Scan the records for the string "JSON"; copy each line where it occurs.

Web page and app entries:
━━━━━━
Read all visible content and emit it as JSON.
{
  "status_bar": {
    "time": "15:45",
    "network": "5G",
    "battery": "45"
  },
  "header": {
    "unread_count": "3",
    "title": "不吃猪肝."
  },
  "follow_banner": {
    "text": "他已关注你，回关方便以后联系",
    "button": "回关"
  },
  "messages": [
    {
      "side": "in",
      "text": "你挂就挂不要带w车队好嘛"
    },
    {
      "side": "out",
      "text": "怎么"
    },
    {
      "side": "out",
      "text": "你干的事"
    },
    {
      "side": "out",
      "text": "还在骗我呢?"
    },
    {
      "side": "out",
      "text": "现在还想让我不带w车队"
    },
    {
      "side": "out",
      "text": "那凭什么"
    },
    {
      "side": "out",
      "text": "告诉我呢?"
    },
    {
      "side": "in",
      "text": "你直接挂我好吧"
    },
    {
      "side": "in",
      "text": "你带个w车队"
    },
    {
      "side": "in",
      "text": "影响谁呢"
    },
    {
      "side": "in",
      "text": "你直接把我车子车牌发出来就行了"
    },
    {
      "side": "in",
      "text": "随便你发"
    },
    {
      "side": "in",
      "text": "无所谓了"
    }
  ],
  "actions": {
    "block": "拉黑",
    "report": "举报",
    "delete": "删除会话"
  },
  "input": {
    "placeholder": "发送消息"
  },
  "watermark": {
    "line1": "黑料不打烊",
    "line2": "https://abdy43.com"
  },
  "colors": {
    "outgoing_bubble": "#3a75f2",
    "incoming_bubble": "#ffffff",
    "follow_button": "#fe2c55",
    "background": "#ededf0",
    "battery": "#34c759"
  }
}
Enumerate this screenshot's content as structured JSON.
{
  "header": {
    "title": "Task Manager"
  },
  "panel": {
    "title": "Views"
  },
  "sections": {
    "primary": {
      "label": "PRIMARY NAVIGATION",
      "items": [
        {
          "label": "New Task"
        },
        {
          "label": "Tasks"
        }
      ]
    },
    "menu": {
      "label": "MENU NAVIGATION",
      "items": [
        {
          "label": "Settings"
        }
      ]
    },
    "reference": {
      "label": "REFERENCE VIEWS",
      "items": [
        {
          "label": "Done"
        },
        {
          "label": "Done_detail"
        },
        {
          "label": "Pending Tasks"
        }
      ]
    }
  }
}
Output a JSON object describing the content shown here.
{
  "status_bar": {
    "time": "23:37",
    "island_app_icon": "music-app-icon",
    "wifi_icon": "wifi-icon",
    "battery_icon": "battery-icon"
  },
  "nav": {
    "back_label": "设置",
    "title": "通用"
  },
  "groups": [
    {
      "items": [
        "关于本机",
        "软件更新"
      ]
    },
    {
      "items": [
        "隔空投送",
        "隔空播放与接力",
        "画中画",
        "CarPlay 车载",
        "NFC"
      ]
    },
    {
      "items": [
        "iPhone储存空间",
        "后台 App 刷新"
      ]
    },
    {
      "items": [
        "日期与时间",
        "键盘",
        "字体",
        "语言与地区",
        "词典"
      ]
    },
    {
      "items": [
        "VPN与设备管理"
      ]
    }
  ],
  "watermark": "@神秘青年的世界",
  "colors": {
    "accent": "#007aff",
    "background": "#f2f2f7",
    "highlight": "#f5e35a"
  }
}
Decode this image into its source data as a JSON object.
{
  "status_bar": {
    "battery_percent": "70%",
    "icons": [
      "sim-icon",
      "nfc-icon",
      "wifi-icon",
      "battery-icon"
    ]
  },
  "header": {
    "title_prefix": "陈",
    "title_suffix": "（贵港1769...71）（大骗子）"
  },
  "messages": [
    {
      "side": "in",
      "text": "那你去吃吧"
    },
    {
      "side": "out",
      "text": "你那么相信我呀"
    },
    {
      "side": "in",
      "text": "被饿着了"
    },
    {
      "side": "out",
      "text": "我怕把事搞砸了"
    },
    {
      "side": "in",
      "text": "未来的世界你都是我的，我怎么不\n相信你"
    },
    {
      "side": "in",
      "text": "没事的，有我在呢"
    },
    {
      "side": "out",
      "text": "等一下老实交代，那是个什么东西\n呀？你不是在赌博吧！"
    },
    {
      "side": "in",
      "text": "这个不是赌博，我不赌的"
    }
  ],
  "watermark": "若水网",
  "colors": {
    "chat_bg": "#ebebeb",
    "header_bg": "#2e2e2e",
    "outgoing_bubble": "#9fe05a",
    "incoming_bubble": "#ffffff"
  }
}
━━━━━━
• [Result of the exercise]
Read all visible content and emit it as JSON.
Enumerate this screenshot's content as structured JSON.
Output a JSON object describing the content shown here.
Decode this image into its source data as a JSON object.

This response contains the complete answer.